Keywords Autoimmunity . Beta cell apoptosis . Insulin
The conclusion they make is that in many long standing diabetics, beta cells are still being formed and killed off, so there may be some hope of regeneration if the autoimmune destruction could be turned off.
The other interesting thing is the paper says is that there was more beta cell mass in diabetics who had lower BG.
Hi Julez: There are several people here on TuD who were diagnosed with Type 1 diabetes as adults and who appear to have some remnant insulin production. I am one of them, Zoe is another. I have had Type 1 diabetes for 17+ years, and use a low TDD (total daily dose) considering my height and weight. Certainly I have had tight control most of the time, and have used an insulin pump for 14+ years (and have now added a Dexcom CGM), but I don't follow Bernstein. Recently, I was asked to participate in a clinical trial at UCSF Diabetes Center to determine if I actually do have endogenous insulin production. Maybe others will speak up as well, those who have long-standing Type 1?
Well Dr. B himself uses very little insulin and he has vast experience with diabetics so makes you wonder if he has something there. Possibly glucotoxicity is a factor that letting the BG go above normal finishes the Beta cells off. Some diabetics probably type 2 can go on insulin and the pancreas recovers enough to go off the insulin later. You wonder if that applies to some type 1 also. also I don't know how to get the BG to 85 at all times possibly by cutting carbs to his recommended levels.
Wow. Really good.
Theories are just theories is my attitude. It would be great if they turn out to be true, but its not the end of my world if they do not. Time will tell and sort it all out. Until then, all we can do is all we can do (if that makes any sense).
I would have to agree with Capin101. As they learn more, they will find out that there are far more types of Diabetes than is accepted now. This is also even among type 2s, there are so many differences case to case which are not easy to explain. The whole one size fits all thinking is just silly.
There is no doubt about the role of diet as it relates to controlling your BG. To discount it is as silly as the one size fits all mentality mentioned above. Low carb, or at least lower carb, is a must - implementing it can be a challenge. If you have a higher activity level, you can get away with more carbs.
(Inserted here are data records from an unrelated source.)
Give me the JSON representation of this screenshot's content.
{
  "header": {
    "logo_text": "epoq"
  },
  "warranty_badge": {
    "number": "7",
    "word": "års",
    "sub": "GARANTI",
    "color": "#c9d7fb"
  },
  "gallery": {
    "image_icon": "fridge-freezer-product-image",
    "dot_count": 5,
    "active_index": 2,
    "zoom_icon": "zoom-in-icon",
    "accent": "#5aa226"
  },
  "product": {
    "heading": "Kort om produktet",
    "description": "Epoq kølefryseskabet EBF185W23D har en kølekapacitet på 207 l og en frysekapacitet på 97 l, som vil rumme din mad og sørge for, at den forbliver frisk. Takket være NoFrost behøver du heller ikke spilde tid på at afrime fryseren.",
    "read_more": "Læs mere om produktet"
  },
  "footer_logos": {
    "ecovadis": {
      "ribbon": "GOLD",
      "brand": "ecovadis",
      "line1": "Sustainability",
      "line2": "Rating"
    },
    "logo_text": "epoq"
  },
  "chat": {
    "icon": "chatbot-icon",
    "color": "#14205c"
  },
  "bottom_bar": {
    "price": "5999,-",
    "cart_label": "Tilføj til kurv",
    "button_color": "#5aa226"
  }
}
I would encourage folks not to forget the mental part of the equation. Stress influences your BG almost as much as food if not more. With no change in diet, my BG went up over 50 points when a close cousin passed away. It stayed high for three months, long after I thought I was finished grieving. Being obsessive about your numbers can do the same thing - or lead to burn out. Stay calm, breathe, relax. Easy, right? I wish.